Locate every line in the material below that has the word "error". Copy each of those lines.

§

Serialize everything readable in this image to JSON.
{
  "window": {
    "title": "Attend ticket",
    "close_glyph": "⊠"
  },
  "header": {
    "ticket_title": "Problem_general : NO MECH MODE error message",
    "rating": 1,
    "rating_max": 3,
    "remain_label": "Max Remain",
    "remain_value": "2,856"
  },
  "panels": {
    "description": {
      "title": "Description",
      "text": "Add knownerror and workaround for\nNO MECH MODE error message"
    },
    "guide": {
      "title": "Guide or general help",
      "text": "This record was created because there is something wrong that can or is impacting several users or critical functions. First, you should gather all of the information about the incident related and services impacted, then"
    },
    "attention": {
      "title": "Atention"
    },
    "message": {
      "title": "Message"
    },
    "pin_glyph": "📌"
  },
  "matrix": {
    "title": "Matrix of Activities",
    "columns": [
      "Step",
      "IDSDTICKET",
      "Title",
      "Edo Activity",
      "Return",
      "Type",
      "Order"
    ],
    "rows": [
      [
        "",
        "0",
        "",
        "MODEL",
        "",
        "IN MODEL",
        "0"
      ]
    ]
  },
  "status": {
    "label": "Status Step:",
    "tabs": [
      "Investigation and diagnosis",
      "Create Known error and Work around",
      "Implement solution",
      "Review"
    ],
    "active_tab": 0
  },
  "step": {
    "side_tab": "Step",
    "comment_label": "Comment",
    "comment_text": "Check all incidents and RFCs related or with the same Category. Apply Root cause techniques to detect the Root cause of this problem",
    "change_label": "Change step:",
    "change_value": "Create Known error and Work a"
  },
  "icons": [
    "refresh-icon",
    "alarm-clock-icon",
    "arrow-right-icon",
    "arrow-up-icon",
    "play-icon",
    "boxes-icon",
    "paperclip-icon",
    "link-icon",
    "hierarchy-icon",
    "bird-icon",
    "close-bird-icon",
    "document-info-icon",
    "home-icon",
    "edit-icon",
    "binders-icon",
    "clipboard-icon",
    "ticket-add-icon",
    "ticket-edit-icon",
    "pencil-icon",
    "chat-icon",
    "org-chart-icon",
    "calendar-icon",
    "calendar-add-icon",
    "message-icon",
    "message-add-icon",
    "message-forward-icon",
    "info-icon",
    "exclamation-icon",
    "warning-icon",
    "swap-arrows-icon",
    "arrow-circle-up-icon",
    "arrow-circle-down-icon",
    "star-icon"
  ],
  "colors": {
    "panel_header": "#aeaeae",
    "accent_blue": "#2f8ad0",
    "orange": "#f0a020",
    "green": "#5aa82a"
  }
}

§

ANSWER TO THIS EXERCISE:
    "ticket_title": "Problem_general : NO MECH MODE error message",
      "text": "Add knownerror and workaround for\nNO MECH MODE error message"
      "Create Known error and Work around",
    "change_value": "Create Known error and Work a"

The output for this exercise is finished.